▶ _Task requirements_
Please return every record exactly as it appears.

(Web page and app entries)

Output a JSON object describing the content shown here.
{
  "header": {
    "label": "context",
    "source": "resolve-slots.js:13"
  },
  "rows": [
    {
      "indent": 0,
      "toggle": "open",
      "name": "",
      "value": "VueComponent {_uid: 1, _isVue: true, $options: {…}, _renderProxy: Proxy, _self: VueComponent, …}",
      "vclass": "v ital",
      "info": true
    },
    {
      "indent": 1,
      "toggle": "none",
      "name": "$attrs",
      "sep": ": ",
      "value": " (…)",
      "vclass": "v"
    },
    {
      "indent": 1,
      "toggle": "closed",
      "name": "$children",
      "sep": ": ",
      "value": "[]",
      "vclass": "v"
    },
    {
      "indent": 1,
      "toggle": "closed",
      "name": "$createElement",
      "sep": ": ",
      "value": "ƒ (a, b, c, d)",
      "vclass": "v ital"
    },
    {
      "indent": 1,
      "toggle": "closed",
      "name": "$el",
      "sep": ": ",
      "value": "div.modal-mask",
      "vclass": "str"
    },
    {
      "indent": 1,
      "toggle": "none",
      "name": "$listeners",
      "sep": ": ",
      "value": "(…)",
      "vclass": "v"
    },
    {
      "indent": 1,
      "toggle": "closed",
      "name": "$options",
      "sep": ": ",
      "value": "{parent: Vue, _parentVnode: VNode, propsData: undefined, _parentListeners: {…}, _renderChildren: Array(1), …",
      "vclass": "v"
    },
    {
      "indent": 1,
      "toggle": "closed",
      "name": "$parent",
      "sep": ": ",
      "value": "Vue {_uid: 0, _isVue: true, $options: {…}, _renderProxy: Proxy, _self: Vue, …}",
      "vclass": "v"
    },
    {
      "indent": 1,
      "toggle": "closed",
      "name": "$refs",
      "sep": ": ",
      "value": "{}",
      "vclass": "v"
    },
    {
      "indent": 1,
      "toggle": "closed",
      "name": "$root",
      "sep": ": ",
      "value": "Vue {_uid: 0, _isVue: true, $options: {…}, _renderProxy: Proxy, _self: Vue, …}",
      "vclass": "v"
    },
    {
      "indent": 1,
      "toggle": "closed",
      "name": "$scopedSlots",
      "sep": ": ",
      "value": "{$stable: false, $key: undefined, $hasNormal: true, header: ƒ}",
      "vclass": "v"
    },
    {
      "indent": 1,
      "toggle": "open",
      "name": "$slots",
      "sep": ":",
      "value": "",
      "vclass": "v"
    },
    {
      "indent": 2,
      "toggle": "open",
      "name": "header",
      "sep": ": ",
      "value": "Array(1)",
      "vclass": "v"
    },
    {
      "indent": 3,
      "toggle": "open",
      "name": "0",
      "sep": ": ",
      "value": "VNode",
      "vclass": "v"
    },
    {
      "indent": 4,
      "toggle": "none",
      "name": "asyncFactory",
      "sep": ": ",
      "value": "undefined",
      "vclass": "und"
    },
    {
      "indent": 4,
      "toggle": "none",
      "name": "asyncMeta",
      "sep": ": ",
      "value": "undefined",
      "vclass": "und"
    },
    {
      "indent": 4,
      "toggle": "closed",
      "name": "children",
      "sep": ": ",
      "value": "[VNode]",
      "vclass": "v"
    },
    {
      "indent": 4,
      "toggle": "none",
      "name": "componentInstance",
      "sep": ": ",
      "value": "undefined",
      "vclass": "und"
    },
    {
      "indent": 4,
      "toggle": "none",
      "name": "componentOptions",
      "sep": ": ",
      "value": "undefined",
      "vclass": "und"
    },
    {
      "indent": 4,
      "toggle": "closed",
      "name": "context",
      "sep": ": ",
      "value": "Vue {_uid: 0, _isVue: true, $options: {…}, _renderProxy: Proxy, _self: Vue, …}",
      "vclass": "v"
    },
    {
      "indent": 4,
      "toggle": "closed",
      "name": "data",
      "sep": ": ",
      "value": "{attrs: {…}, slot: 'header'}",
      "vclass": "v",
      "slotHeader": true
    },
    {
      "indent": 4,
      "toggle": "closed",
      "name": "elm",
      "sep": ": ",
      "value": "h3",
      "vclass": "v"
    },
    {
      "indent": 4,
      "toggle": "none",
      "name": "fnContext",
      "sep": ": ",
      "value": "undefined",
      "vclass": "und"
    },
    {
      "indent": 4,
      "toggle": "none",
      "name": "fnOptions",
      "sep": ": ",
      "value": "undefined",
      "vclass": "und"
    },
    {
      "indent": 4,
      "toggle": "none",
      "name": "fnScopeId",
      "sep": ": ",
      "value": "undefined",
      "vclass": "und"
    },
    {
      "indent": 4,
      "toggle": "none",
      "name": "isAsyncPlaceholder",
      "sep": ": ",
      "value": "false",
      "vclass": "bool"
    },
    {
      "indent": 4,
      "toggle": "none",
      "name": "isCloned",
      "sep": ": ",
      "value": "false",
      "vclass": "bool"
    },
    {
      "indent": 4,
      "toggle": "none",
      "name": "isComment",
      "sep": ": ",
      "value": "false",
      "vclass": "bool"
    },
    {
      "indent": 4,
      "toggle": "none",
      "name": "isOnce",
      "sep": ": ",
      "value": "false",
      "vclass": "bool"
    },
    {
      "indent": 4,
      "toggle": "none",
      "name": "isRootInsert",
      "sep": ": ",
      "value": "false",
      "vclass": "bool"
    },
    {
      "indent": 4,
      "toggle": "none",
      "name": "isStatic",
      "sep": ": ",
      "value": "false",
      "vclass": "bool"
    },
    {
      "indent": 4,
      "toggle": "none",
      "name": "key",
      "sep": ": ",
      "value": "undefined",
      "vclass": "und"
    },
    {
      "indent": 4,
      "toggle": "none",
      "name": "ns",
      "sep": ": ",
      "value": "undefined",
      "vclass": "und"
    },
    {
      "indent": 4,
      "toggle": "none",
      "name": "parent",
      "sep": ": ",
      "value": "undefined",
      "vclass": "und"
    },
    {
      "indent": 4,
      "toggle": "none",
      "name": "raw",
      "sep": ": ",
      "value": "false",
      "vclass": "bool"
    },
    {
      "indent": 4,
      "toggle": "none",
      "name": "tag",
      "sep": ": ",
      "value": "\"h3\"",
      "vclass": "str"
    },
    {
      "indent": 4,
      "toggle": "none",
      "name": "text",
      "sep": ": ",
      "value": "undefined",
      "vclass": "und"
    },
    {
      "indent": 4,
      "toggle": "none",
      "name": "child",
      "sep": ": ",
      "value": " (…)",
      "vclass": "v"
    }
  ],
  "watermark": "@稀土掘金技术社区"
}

▶ _Task solution_
Output a JSON object describing the content shown here.
{
  "header": {
    "label": "context",
    "source": "resolve-slots.js:13"
  },
  "rows": [
    {
      "indent": 0,
      "toggle": "open",
      "name": "",
      "value": "VueComponent {_uid: 1, _isVue: true, $options: {…}, _renderProxy: Proxy, _self: VueComponent, …}",
      "vclass": "v ital",
      "info": true
    },
    {
      "indent": 1,
      "toggle": "none",
      "name": "$attrs",
      "sep": ": ",
      "value": " (…)",
      "vclass": "v"
    },
    {
      "indent": 1,
      "toggle": "closed",
      "name": "$children",
      "sep": ": ",
      "value": "[]",
      "vclass": "v"
    },
    {
      "indent": 1,
      "toggle": "closed",
      "name": "$createElement",
      "sep": ": ",
      "value": "ƒ (a, b, c, d)",
      "vclass": "v ital"
    },
    {
      "indent": 1,
      "toggle": "closed",
      "name": "$el",
      "sep": ": ",
      "value": "div.modal-mask",
      "vclass": "str"
    },
    {
      "indent": 1,
      "toggle": "none",
      "name": "$listeners",
      "sep": ": ",
      "value": "(…)",
      "vclass": "v"
    },
    {
      "indent": 1,
      "toggle": "closed",
      "name": "$options",
      "sep": ": ",
      "value": "{parent: Vue, _parentVnode: VNode, propsData: undefined, _parentListeners: {…}, _renderChildren: Array(1), …",
      "vclass": "v"
    },
    {
      "indent": 1,
      "toggle": "closed",
      "name": "$parent",
      "sep": ": ",
      "value": "Vue {_uid: 0, _isVue: true, $options: {…}, _renderProxy: Proxy, _self: Vue, …}",
      "vclass": "v"
    },
    {
      "indent": 1,
      "toggle": "closed",
      "name": "$refs",
      "sep": ": ",
      "value": "{}",
      "vclass": "v"
    },
    {
      "indent": 1,
      "toggle": "closed",
      "name": "$root",
      "sep": ": ",
      "value": "Vue {_uid: 0, _isVue: true, $options: {…}, _renderProxy: Proxy, _self: Vue, …}",
      "vclass": "v"
    },
    {
      "indent": 1,
      "toggle": "closed",
      "name": "$scopedSlots",
      "sep": ": ",
      "value": "{$stable: false, $key: undefined, $hasNormal: true, header: ƒ}",
      "vclass": "v"
    },
    {
      "indent": 1,
      "toggle": "open",
      "name": "$slots",
      "sep": ":",
      "value": "",
      "vclass": "v"
    },
    {
      "indent": 2,
      "toggle": "open",
      "name": "header",
      "sep": ": ",
      "value": "Array(1)",
      "vclass": "v"
    },
    {
      "indent": 3,
      "toggle": "open",
      "name": "0",
      "sep": ": ",
      "value": "VNode",
      "vclass": "v"
    },
    {
      "indent": 4,
      "toggle": "none",
      "name": "asyncFactory",
      "sep": ": ",
      "value": "undefined",
      "vclass": "und"
    },
    {
      "indent": 4,
      "toggle": "none",
      "name": "asyncMeta",
      "sep": ": ",
      "value": "undefined",
      "vclass": "und"
    },
    {
      "indent": 4,
      "toggle": "closed",
      "name": "children",
      "sep": ": ",
      "value": "[VNode]",
      "vclass": "v"
    },
    {
      "indent": 4,
      "toggle": "none",
      "name": "componentInstance",
      "sep": ": ",
      "value": "undefined",
      "vclass": "und"
    },
    {
      "indent": 4,
      "toggle": "none",
      "name": "componentOptions",
      "sep": ": ",
      "value": "undefined",
      "vclass": "und"
    },
    {
      "indent": 4,
      "toggle": "closed",
      "name": "context",
      "sep": ": ",
      "value": "Vue {_uid: 0, _isVue: true, $options: {…}, _renderProxy: Proxy, _self: Vue, …}",
      "vclass": "v"
    },
    {
      "indent": 4,
      "toggle": "closed",
      "name": "data",
      "sep": ": ",
      "value": "{attrs: {…}, slot: 'header'}",
      "vclass": "v",
      "slotHeader": true
    },
    {
      "indent": 4,
      "toggle": "closed",
      "name": "elm",
      "sep": ": ",
      "value": "h3",
      "vclass": "v"
    },
    {
      "indent": 4,
      "toggle": "none",
      "name": "fnContext",
      "sep": ": ",
      "value": "undefined",
      "vclass": "und"
    },
    {
      "indent": 4,
      "toggle": "none",
      "name": "fnOptions",
      "sep": ": ",
      "value": "undefined",
      "vclass": "und"
    },
    {
      "indent": 4,
      "toggle": "none",
      "name": "fnScopeId",
      "sep": ": ",
      "value": "undefined",
      "vclass": "und"
    },
    {
      "indent": 4,
      "toggle": "none",
      "name": "isAsyncPlaceholder",
      "sep": ": ",
      "value": "false",
      "vclass": "bool"
    },
    {
      "indent": 4,
      "toggle": "none",
      "name": "isCloned",
      "sep": ": ",
      "value": "false",
      "vclass": "bool"
    },
    {
      "indent": 4,
      "toggle": "none",
      "name": "isComment",
      "sep": ": ",
      "value": "false",
      "vclass": "bool"
    },
    {
      "indent": 4,
      "toggle": "none",
      "name": "isOnce",
      "sep": ": ",
      "value": "false",
      "vclass": "bool"
    },
    {
      "indent": 4,
      "toggle": "none",
      "name": "isRootInsert",
      "sep": ": ",
      "value": "false",
      "vclass": "bool"
    },
    {
      "indent": 4,
      "toggle": "none",
      "name": "isStatic",
      "sep": ": ",
      "value": "false",
      "vclass": "bool"
    },
    {
      "indent": 4,
      "toggle": "none",
      "name": "key",
      "sep": ": ",
      "value": "undefined",
      "vclass": "und"
    },
    {
      "indent": 4,
      "toggle": "none",
      "name": "ns",
      "sep": ": ",
      "value": "undefined",
      "vclass": "und"
    },
    {
      "indent": 4,
      "toggle": "none",
      "name": "parent",
      "sep": ": ",
      "value": "undefined",
      "vclass": "und"
    },
    {
      "indent": 4,
      "toggle": "none",
      "name": "raw",
      "sep": ": ",
      "value": "false",
      "vclass": "bool"
    },
    {
      "indent": 4,
      "toggle": "none",
      "name": "tag",
      "sep": ": ",
      "value": "\"h3\"",
      "vclass": "str"
    },
    {
      "indent": 4,
      "toggle": "none",
      "name": "text",
      "sep": ": ",
      "value": "undefined",
      "vclass": "und"
    },
    {
      "indent": 4,
      "toggle": "none",
      "name": "child",
      "sep": ": ",
      "value": " (…)",
      "vclass": "v"
    }
  ],
  "watermark": "@稀土掘金技术社区"
}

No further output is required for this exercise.